To implement this function, we would round to the nearest 0.50 (as highlighted earlier), and we would then subtract 0.05.

`//This rounds to 6.22 to 5.95(Round(6.22/0.5,0)*0.5) - 0.05//This rounds to 6.32 to 6.45(Round(6.32/0.5,0)*0.5) - 0.05`

## 8 - Round up to the next even number

In cases where we need to round up to the next even number, we can do so by rounding up to the next 2 (because 2 is always even).

The formula beneath demonstrates this method. Note that with Excel, we would call the Even function to carry out this task. Because there is no equivalent Power Apps function, this technique provides an alternative.

``//This rounds 55 up to 56RoundUp(55/2,0)*2``

## 9 - Round to the next odd number

As an extension of the above example, we can round up to the next odd number by 'flooring' the input value divided by two (as highlighted above), multiplying this output by 2, and adding 1.

``//This rounds 82 to 83(2 * RoundDown(82/2, 0)) +1//This rounds 81 to 81``(2 * RoundDown(81/2, 0)) +1``
Note that Excel provides a function called Odd to carry out this same task. The Excel Odd function rounds negative numbers away from zero. If we want to replicate this behaviour, we would need to subtract one from negative input values, rather than add one

## 10 - Remove decimal values

Finally, there is often the requirement to get rid of the digits after the decimal place or to get just the integer part of a decimal value. We can accomplish this by calling the Trunc function.

``//This returns the value 4``Trunc(4.99)``

## Conclusion

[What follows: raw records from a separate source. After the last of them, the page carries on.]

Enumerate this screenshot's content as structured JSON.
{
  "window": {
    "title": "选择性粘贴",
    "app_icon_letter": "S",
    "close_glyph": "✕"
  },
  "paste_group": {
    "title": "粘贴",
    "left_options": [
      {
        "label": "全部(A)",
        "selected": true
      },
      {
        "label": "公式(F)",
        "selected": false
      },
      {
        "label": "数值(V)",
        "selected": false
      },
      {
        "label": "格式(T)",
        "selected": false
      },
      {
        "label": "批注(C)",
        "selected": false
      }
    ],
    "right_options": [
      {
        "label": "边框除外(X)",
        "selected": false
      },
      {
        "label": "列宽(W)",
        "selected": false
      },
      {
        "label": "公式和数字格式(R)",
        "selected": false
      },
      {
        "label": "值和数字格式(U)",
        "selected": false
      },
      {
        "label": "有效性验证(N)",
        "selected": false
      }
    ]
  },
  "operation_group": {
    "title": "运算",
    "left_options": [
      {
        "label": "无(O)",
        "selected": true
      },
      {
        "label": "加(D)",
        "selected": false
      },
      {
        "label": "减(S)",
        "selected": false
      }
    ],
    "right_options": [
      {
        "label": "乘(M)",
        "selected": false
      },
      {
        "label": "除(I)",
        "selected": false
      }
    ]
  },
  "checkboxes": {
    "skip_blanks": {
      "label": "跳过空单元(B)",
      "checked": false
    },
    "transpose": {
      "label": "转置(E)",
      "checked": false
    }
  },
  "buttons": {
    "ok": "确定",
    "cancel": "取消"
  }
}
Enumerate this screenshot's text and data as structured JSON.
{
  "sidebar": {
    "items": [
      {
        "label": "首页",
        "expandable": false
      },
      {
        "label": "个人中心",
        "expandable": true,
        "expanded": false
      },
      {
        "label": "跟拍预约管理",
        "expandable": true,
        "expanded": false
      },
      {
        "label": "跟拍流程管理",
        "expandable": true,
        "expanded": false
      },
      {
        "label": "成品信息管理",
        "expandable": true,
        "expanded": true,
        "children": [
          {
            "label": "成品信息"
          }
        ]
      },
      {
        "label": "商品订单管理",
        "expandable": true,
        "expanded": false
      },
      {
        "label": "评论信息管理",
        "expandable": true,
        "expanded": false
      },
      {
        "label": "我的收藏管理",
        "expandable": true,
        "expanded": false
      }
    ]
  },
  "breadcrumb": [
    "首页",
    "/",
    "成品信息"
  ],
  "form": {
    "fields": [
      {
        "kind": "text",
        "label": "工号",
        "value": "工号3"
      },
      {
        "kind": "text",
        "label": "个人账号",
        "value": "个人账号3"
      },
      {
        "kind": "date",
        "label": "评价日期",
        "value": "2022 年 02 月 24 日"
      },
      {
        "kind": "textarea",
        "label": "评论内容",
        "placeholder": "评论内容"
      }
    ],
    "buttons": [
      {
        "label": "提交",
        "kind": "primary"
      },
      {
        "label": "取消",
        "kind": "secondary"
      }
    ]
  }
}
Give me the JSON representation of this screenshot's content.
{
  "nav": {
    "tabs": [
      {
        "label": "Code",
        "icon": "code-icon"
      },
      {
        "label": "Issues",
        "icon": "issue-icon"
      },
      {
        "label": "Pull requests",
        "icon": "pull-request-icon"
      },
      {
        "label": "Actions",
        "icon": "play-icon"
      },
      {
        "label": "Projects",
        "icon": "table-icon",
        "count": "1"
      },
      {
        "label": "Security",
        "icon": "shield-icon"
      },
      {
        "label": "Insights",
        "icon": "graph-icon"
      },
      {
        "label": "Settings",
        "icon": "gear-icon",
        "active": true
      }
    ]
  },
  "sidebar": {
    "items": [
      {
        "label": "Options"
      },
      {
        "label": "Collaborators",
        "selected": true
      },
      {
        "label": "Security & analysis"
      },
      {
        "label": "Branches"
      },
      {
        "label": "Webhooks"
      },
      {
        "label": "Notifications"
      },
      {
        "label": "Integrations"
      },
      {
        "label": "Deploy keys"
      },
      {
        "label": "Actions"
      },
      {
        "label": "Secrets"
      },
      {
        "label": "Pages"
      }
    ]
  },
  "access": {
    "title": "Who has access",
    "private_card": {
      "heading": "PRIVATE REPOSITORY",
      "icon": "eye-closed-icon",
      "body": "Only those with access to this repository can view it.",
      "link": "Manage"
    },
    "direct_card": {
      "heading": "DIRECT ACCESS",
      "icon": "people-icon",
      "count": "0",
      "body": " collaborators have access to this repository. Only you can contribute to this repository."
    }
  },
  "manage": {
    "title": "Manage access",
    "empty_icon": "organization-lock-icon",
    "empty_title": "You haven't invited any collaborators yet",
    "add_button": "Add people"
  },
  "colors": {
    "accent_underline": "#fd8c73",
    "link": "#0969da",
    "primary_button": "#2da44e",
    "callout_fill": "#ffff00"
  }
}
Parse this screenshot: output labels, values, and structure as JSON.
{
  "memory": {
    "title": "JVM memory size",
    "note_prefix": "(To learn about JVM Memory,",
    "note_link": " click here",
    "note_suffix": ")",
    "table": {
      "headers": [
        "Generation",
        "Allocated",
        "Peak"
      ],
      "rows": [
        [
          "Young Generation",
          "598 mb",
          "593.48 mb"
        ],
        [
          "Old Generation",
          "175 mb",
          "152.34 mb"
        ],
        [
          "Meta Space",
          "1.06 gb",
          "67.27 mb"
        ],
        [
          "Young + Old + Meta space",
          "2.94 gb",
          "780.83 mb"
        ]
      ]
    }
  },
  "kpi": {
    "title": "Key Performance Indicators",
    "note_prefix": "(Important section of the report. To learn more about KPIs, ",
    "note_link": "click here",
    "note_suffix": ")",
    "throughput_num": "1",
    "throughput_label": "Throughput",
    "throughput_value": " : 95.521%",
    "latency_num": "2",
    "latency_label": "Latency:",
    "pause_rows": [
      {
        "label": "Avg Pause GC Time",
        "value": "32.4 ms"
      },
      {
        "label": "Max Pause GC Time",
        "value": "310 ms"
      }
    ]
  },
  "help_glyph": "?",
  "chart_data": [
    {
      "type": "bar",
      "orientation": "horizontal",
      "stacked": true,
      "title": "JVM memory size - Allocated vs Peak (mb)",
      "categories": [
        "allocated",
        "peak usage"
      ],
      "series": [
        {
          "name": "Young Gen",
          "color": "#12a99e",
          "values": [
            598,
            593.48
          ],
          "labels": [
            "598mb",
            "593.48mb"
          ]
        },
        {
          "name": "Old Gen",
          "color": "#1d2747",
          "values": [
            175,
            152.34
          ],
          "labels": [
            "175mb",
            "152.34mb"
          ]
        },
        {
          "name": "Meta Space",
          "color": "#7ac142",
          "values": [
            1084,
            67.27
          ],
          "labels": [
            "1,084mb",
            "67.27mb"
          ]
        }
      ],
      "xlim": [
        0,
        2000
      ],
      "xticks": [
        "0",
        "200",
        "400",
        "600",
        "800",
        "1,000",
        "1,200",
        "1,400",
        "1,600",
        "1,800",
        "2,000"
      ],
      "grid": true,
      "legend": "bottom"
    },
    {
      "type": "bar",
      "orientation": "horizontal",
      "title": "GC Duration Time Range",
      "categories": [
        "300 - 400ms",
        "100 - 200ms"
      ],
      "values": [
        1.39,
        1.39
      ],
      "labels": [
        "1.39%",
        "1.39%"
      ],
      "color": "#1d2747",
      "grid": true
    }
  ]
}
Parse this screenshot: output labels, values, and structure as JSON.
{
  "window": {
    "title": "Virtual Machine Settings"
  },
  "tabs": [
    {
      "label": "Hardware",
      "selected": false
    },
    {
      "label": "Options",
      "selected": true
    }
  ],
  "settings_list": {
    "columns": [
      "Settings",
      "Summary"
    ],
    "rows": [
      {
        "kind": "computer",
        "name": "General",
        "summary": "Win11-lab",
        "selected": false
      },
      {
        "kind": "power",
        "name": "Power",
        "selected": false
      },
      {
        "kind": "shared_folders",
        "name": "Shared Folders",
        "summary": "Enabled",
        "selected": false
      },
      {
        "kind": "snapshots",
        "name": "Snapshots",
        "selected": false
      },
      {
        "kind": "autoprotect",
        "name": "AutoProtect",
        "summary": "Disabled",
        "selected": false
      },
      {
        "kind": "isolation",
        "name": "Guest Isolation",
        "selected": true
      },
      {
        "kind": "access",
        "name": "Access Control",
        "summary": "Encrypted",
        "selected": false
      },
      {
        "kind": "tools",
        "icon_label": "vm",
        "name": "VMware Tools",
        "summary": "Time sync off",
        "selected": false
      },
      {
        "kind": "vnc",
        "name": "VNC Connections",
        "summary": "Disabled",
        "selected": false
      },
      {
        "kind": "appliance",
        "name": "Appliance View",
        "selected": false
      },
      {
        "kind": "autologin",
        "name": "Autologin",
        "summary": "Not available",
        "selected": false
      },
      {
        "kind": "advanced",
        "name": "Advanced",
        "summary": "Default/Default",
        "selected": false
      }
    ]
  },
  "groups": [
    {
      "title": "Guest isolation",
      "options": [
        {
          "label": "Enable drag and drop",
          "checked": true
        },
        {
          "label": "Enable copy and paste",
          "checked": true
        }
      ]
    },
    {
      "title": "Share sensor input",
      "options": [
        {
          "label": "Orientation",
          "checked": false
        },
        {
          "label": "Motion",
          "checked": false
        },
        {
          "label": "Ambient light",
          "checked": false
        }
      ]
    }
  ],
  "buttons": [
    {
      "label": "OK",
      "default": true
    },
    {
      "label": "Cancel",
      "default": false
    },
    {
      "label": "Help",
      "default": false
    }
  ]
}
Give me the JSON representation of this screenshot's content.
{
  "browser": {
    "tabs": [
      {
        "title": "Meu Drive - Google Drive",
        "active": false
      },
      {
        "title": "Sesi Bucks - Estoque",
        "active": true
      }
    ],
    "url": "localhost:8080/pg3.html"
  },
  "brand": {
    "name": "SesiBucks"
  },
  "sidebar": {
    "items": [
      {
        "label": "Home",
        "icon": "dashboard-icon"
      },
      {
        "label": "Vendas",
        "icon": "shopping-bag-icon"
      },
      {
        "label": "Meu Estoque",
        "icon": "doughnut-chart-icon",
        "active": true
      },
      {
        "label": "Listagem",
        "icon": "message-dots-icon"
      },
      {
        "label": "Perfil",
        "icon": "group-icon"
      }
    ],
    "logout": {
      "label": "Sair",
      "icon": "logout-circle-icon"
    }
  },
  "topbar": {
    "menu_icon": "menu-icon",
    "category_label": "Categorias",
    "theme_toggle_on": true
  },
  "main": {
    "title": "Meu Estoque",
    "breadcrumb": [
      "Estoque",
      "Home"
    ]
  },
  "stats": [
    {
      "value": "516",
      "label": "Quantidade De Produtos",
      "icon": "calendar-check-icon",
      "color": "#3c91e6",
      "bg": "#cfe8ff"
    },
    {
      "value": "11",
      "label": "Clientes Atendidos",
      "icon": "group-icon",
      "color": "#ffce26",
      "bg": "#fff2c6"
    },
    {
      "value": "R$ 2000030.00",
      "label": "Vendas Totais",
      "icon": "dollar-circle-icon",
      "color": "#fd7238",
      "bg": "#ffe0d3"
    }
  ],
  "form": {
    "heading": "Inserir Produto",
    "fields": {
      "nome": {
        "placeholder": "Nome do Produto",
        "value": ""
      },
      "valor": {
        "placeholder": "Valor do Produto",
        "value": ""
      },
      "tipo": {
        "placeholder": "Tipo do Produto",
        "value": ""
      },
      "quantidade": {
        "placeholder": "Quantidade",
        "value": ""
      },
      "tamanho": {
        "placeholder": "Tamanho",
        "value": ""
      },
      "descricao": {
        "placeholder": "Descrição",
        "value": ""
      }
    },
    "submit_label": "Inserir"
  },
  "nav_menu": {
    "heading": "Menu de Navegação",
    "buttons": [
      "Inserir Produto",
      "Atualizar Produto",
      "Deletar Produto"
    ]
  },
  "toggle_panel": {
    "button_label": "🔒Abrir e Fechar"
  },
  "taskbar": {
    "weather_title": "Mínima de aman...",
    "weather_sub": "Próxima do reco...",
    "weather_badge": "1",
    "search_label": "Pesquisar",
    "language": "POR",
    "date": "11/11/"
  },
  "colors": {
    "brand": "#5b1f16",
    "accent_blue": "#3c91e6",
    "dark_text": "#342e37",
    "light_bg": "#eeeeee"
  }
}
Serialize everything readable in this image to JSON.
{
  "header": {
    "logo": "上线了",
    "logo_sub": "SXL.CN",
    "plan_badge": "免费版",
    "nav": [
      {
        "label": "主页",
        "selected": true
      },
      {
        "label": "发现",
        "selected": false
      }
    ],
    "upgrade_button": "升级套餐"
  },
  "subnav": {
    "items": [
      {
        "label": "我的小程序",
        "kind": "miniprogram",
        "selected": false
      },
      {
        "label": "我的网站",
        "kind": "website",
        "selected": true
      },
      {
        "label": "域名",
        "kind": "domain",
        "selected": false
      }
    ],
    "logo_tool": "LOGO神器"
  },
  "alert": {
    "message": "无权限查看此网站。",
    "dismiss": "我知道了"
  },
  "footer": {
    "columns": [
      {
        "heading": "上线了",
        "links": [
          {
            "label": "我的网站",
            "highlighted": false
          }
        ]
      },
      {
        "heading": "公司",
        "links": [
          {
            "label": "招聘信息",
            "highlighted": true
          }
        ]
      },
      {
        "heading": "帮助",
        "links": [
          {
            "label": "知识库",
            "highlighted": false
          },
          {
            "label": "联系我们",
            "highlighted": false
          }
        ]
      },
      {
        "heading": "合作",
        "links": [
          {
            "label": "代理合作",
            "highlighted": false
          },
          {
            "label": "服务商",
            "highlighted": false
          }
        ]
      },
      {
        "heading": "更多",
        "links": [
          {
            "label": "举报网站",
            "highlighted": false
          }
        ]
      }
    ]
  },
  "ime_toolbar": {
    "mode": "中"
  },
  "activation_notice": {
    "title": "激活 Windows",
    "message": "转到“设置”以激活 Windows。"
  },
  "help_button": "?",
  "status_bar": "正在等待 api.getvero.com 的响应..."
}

When we work with numbers with Power Apps, a common requirement is to round numbers. This post summarised the formula to carry out some of the most common rounding requirements.